With July 25, 1943, the curves of economic phenomena are amply affected by the consequences of a political upheaval, the continuation of the war on the whole territory with intensified destructive actions, the double occupation and the political division of the territory. The fabric of legislative provisions, which had been tightened up in 1940-43 and which, although progressively clinging, managed to veil the economic consequences of the conflict, was provisionally but imperfectly torn and reassembled in the North. When the air raids became more frequent and harmful, the apparent national order of the legislative framework was replaced by the almost general disobedience to the shouts that multiplied the penalties imposed; the intolerance for growing deprivation grew, hand in hand with the general mistrust, and the size of the black market made the controlled area of consumption and production less and less. The direction of economic policy was proving increasingly weak, just when the conduct of the war would have demanded it more rigid. The gradual drying up of sources of income, the growing mistrust of money, the progressive rusting of production tools, the boycott operated for political purposes, the unhinging of the entire transport system, the formation of small clandestine markets, the upheaval and contraction of currents of exchange: this is the picture of the gradual and progressive involution, where the general non-observance of the tumultuously stratified laws and the administrative chaos appear predominant, with the waning of state authority.
According to THEMEPARKTOUR, the financial year 1942-43, the last one involving the entire national territory, closed with a deficit of 87 billion lire and the circulation of money at the end of July 1943 had reached about 97 billion. Public debt had risen to 406 billion, of which 169 billion of floating debt, excluding annuities of deferred payments and residual liabilities amounting to at least another 100 billion. By the end of 1944, the public debt had more than tripled compared to 1939 and circulation (including notes issued in the North and am-lira introduced in the South by the American occupation authorities) was more than 11 times that of the pre-war period., while the gold reserve (see in this App.) was reduced to about one sixth. This in the face of the drastic fall in production and national income: the consequences on prices were evidently alleviated by the corrective of the hoarding, which private estimates then estimated at the order of 150 billion. The cost of living index by early 1945 had risen to 210, equal to 100 by 1938.

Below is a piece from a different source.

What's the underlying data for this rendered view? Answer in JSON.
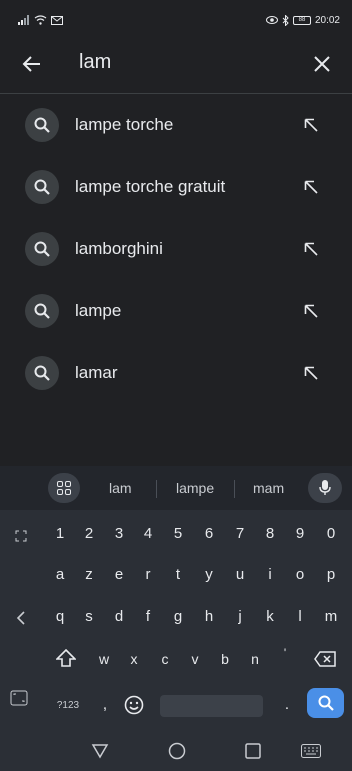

The serious cash problem was initially faced by the legitimate Italian government with treasury means, that is, with the issue of ordinary treasury bills and interest-bearing bonds and current accounts, as well as with the liquid assets existing at the banks, quite considerable as a consequence of the general paralysis of the demand for financing for production purposes. This stagnation – which reflected the typical aspect of the general economic situation – did not seem to diminish even with the reduction of the official discount rate from 4.50 per cent to 4 per cent, arranged in September 1944.
Only in March 1945, when in the liberated territories there were the first signs of productive recovery also due to the effect of the first supplies of raw materials through American aid (supplies through the military authority and transitional program) a loan was launched for anti -inflationary to allow the Treasury to meet its cash needs, without worsening the monetary situation. The subscriptions – largely modest – collected in central-southern Italy reached the figure of 32,471 million, and led Minister Soleri to extend it to the North immediately after the reunification of the national territory. The total revenue thus reached 106 billion; a remarkable result that perhaps could have also allowed a more far-reaching maneuver,